Over the last year, the construction industry like many other industries have faced various impacts from the pandemic. One of the largest hurdles they have had to overcome is the lack of access to job sites. Around the world safety restrictions have been instituted, ranging from international lockdowns to limiting just two people to each freight elevator, which a year ago were shuttling dozens of construction workers in one cabin. This has required construction managers to find innovative solutions to move projects forward without incurring additional risks or delays.

Integrating technology into the construction process has become a necessity for many construction teams to maintain communication with all parties, monitor site progression, and complete various tasks typically done in person. Technology platforms provide 3D photo documentation capabilities allowing project teams and stakeholders to virtually track and tour job sites they’re not able to visit in person. Other apps offering virtual assistance like advanced calendaring, geo-locating and equipment tracking, have all helped to ensure seamless continuity over the past year.

Outside of on-site challenges, access to commodities have caused issues with project progression. When foreign steel and lumber companies experienced supply chain shortages, many construction firms turned to domestic providers. As a result, understanding the global landscape with local market knowledge has been crucial when looking for and sourcing materials. Having local connections has enabled many construction jobs to continue with limited interruptions.

Maintaining a strong client experience, even while incurring internal and external challenges is important. Just like with their internal teams, construction managers need to make sure their key stakeholders and decision makers are informed, comfortable, and satisfied through the process. Especially if teams are unable to visit site locations, finding work arounds, communicating, and reinforcing commitment is key.

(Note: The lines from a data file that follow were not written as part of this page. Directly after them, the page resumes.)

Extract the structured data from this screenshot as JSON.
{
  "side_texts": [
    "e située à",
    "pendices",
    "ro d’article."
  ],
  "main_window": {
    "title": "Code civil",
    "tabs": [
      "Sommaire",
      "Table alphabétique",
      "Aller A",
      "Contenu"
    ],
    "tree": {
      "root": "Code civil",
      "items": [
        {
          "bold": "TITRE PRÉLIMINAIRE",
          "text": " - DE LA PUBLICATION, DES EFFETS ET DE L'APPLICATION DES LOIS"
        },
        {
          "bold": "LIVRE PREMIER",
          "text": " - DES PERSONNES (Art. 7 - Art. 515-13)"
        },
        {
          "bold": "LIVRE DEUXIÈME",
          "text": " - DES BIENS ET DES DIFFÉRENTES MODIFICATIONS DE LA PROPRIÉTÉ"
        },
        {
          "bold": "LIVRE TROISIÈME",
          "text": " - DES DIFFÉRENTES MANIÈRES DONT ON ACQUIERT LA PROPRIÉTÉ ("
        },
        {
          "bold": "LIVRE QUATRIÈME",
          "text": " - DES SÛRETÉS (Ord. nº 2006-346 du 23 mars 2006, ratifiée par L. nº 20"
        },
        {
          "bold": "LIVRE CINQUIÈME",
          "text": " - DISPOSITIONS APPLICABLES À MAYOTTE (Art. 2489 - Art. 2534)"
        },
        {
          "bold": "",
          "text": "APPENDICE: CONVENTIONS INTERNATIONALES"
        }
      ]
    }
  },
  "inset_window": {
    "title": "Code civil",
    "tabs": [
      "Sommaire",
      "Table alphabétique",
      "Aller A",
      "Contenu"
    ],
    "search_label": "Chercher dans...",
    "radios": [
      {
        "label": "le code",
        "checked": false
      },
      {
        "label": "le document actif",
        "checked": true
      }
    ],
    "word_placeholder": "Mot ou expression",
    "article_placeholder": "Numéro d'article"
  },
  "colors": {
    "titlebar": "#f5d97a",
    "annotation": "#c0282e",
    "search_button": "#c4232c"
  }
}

Through an integrated approach blending strategy and design with pre-construction and delivery, issues with access and other hurdles are resolved early on in the project. Combining these services into one process removes the risk of cost overrun, scheduling delays, and other risks. When construction is involved in the beginning, during the planning stages, potential issues can be communicated and minimized with a collaborative plan of attack. This enables teams to deliver projects more quickly without sacrificing quality. Especially during uncertain times, a seamless process and end-to-end experience can establish a long-standing partnership with clients.

An example of leveraging technology and an end-to-end process to overcome significant Covid-19 hurdles is when Unispace managed a project in Canada for an American client, and both the project team and client were unable to cross the border. The team had to get creative to move the project forward while keeping the client informed and satisfied. OpenSpace along with a streamlined communication across internal and external parties allowed navigation of the project completely remotely, without ever visiting the job site. This type of agile process is expected in the future as firms and their clients continue to navigate the evolving construction landscape.

Managing large commercial projects nationally and globally requires a seamless approach enabled by workplace intelligence and technology to meet the pace of change. The pandemic has challenged construction and design executives to push the boundaries and expand their horizons to incorporate new tools and processes. By leveraging technology, knowing the local markets, and focusing on the client experience, all within an end-to-end approach, construction managers can complete projects successfully even under difficult circumstances.